Immediately following the deadly shooting in Highland Park, Illinois, on July 4, Gov. Phil Murphy signed a series of gun control bills to stem what is described as an “epidemic of gun violence in the state,” which already had some of the toughest gun laws in the country..
According to the governor’s office, the move “reaffirmed [Murphy’s] commitment” to reduce gun violence in New Jersey when he signed seven comprehensive measures, six of which were part of the Gun Safety 3.0 package he introduced to the legislature last April 2021 and has “repeatedly championed” since.
Here is some of what the gun safety reform bills will do:
- Allow the attorney general to bring cause of action for certain public nuisance violations arising from sale or marketing of firearms.
- Require firearm owners who become New Jersey residents to obtain a firearm purchaser identification card and register handguns acquired out of state.
- Upgrade certain crimes related to manufacturing firearms from third to second degree.
- Regulate the sale of handgun ammunition and develop a system of electronic reporting of handgun ammunition sales.
While Camden County – Camden City in particular – has made strides in stemming gun violence over the last decade, Chief Commissioner Lou Capelli thinks gun safety is an issue that can never be taken lightly and the goal should be to get more illegal weapons off the streets
“Members of [our police force] frequently confiscate guns, illegal guns, from individuals who should not have them in the first place,” he said. “Almost each and every day, our officers are confiscating guns and putting their lives on the line in order to protect the public.
“Each one of those confiscations could result in a horrific event …” Cappelli added, emphasizing that many of the weapons confiscated in the county come from other states.
“About 75 percent of the weapons confiscated by metro police are guns that came from states other than New Jersey,” he explained. “States that have much more lax laws regarding gun safety.”
A major focus of the governor’s legislation is to ensure that legal, law-abiding gun owners do not have to sacrifice their rights, a point echoed by Camden County Public Affairs Director Dan Keashen.
“I don’t think legal gun owners, someone that goes hunting on a regular basis, I don’t think these bills that the governor signed into law impact them,” he noted. “The vast majority of these bills are aimed at trying to address the carnage that we have been watching, whether it’s school shootings or mass casualty events.”
Keashen also highlighted the issue of ghost guns, untraceable weapons without serial numbers that can be bought online. Of the 332 firearms taken off the streets of Camden last year, 20 percent were ghost guns.
“The growth and influx of ghost guns is also going to be an ongoing challenge,” Keashen insisted. “[However], the main idea here is that we are very happy with the steps the governor has taken.”
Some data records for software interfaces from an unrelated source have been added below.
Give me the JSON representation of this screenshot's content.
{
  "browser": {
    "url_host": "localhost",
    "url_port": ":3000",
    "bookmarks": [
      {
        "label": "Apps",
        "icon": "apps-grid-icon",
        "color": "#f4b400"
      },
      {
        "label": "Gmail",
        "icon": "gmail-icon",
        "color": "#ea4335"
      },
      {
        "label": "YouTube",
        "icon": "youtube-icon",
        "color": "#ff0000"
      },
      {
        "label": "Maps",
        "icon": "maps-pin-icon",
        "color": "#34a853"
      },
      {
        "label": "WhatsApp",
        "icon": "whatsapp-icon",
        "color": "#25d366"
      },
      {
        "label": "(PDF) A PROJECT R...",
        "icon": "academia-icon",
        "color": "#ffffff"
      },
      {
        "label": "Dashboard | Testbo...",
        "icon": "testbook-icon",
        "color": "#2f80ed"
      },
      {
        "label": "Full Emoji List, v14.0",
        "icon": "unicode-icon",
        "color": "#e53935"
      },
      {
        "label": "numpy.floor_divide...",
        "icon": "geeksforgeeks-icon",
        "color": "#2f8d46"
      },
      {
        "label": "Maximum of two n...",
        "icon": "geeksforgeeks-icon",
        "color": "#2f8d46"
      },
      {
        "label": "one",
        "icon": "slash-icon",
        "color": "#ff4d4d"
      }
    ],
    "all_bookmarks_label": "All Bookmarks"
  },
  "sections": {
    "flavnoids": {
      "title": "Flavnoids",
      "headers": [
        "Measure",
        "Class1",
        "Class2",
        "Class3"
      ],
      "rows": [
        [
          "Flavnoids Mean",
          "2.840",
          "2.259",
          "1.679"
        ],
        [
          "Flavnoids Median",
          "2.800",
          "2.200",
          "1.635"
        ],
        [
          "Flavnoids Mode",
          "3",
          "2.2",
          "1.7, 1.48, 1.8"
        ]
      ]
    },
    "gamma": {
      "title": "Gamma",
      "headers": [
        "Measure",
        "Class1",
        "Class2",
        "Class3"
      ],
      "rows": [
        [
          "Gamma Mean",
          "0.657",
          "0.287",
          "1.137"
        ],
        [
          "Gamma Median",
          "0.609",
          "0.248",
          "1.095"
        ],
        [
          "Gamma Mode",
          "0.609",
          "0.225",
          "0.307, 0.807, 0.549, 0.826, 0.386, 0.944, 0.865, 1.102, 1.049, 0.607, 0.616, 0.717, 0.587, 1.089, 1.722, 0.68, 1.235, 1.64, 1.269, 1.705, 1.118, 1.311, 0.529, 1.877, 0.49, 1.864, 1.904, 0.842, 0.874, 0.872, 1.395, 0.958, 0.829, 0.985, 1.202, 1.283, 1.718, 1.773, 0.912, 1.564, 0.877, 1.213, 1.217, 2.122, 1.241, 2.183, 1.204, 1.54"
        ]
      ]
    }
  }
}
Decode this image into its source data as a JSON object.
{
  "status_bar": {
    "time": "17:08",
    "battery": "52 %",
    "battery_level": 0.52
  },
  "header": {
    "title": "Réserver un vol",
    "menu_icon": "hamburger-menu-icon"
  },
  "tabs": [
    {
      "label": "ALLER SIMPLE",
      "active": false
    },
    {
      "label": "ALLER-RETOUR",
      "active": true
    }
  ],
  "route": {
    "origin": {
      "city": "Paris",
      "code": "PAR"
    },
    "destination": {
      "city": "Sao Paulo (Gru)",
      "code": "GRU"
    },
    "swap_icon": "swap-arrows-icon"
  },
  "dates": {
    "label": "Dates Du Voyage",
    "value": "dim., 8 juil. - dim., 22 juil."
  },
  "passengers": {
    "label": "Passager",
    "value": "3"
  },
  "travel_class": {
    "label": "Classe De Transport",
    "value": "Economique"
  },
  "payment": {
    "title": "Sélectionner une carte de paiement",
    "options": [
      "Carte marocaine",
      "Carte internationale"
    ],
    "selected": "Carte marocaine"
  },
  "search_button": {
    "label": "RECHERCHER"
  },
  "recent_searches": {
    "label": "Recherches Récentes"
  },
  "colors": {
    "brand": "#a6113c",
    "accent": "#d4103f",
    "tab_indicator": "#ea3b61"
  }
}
Both Keashen and Cappelli believe the new bills will empower the state to keep Camden County a safer and more attractive destination for people in South Jersey.
“We take great pride in making Camden City and county as safe as can be,” Cappelli said.